Data for review below:
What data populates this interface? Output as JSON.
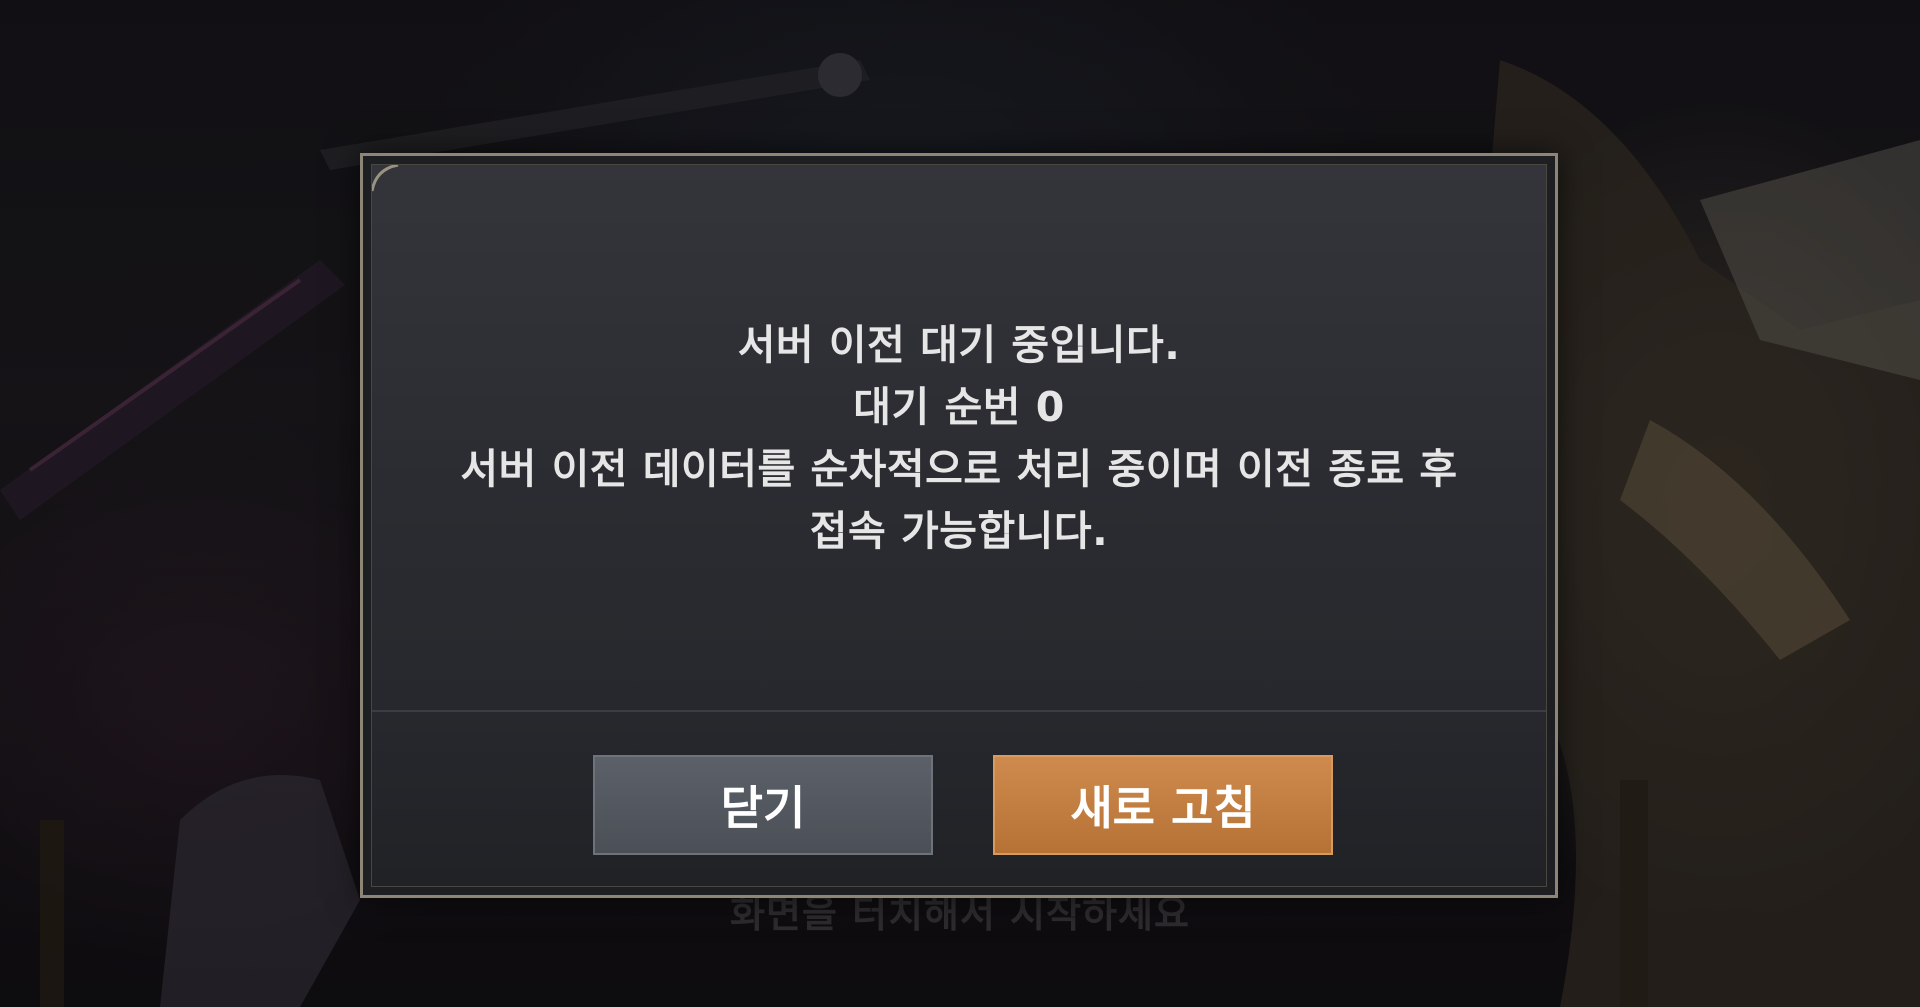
{
  "background": {
    "hint_text": "화면을 터치해서 시작하세요"
  },
  "dialog": {
    "message_lines": [
      "서버 이전 대기 중입니다.",
      "대기 순번 0",
      "서버 이전 데이터를 순차적으로 처리 중이며 이전 종료 후",
      "접속 가능합니다."
    ],
    "close_label": "닫기",
    "refresh_label": "새로 고침"
  },
  "colors": {
    "refresh_button": "#c27d42",
    "close_button": "#545860",
    "frame_border": "#8d8576",
    "panel": "#2a2c31"
  }
}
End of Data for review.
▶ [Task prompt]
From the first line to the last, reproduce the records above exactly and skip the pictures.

▶ [Response to this task]
What data populates this interface? Output as JSON.
{
  "background": {
    "hint_text": "화면을 터치해서 시작하세요"
  },
  "dialog": {
    "message_lines": [
      "서버 이전 대기 중입니다.",
      "대기 순번 0",
      "서버 이전 데이터를 순차적으로 처리 중이며 이전 종료 후",
      "접속 가능합니다."
    ],
    "close_label": "닫기",
    "refresh_label": "새로 고침"
  },
  "colors": {
    "refresh_button": "#c27d42",
    "close_button": "#545860",
    "frame_border": "#8d8576",
    "panel": "#2a2c31"
  }
}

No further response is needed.